_ABOUT THIS EXERCISE_
Write the data out again exactly, with no pictures.

━━ DATA PROVIDED

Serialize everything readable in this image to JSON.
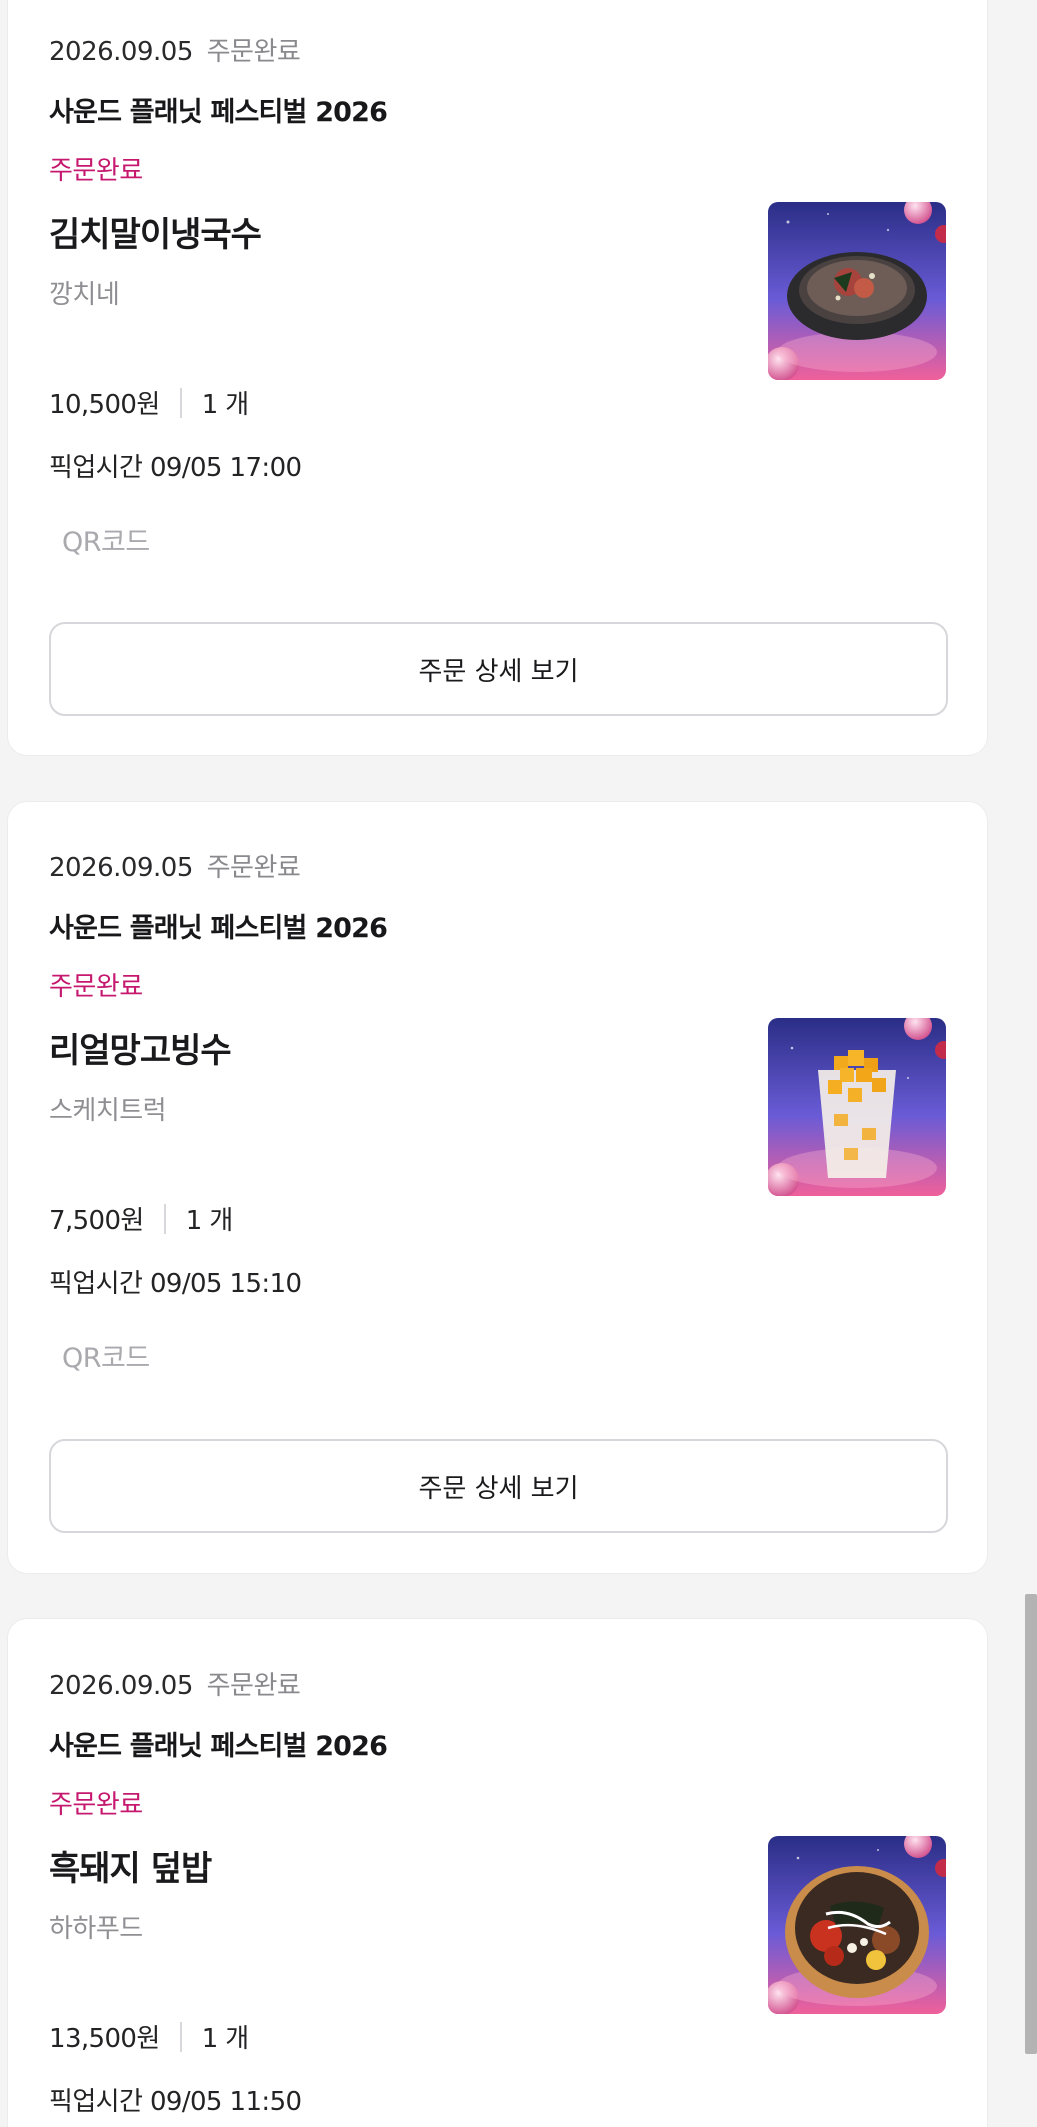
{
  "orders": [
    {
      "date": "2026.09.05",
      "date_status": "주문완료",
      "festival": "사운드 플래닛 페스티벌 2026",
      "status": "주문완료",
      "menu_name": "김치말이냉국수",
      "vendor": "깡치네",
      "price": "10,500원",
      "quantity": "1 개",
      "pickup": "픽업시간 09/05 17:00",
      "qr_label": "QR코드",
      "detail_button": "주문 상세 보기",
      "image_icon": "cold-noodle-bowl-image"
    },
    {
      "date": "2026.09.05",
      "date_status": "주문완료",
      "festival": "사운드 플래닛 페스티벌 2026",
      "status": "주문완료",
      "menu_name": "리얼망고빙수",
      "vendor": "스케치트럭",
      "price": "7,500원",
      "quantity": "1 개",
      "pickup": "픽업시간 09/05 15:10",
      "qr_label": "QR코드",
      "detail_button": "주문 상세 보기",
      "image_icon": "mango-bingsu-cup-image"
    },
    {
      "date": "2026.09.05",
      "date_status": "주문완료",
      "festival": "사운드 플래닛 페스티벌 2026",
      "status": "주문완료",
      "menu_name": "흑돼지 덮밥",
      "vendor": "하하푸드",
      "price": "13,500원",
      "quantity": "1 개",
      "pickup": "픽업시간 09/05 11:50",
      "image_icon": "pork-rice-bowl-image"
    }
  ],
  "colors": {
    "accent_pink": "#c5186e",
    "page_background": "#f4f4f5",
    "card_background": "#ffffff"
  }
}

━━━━

_RESULT_
Serialize everything readable in this image to JSON.
{
  "orders": [
    {
      "date": "2026.09.05",
      "date_status": "주문완료",
      "festival": "사운드 플래닛 페스티벌 2026",
      "status": "주문완료",
      "menu_name": "김치말이냉국수",
      "vendor": "깡치네",
      "price": "10,500원",
      "quantity": "1 개",
      "pickup": "픽업시간 09/05 17:00",
      "qr_label": "QR코드",
      "detail_button": "주문 상세 보기",
      "image_icon": "cold-noodle-bowl-image"
    },
    {
      "date": "2026.09.05",
      "date_status": "주문완료",
      "festival": "사운드 플래닛 페스티벌 2026",
      "status": "주문완료",
      "menu_name": "리얼망고빙수",
      "vendor": "스케치트럭",
      "price": "7,500원",
      "quantity": "1 개",
      "pickup": "픽업시간 09/05 15:10",
      "qr_label": "QR코드",
      "detail_button": "주문 상세 보기",
      "image_icon": "mango-bingsu-cup-image"
    },
    {
      "date": "2026.09.05",
      "date_status": "주문완료",
      "festival": "사운드 플래닛 페스티벌 2026",
      "status": "주문완료",
      "menu_name": "흑돼지 덮밥",
      "vendor": "하하푸드",
      "price": "13,500원",
      "quantity": "1 개",
      "pickup": "픽업시간 09/05 11:50",
      "image_icon": "pork-rice-bowl-image"
    }
  ],
  "colors": {
    "accent_pink": "#c5186e",
    "page_background": "#f4f4f5",
    "card_background": "#ffffff"
  }
}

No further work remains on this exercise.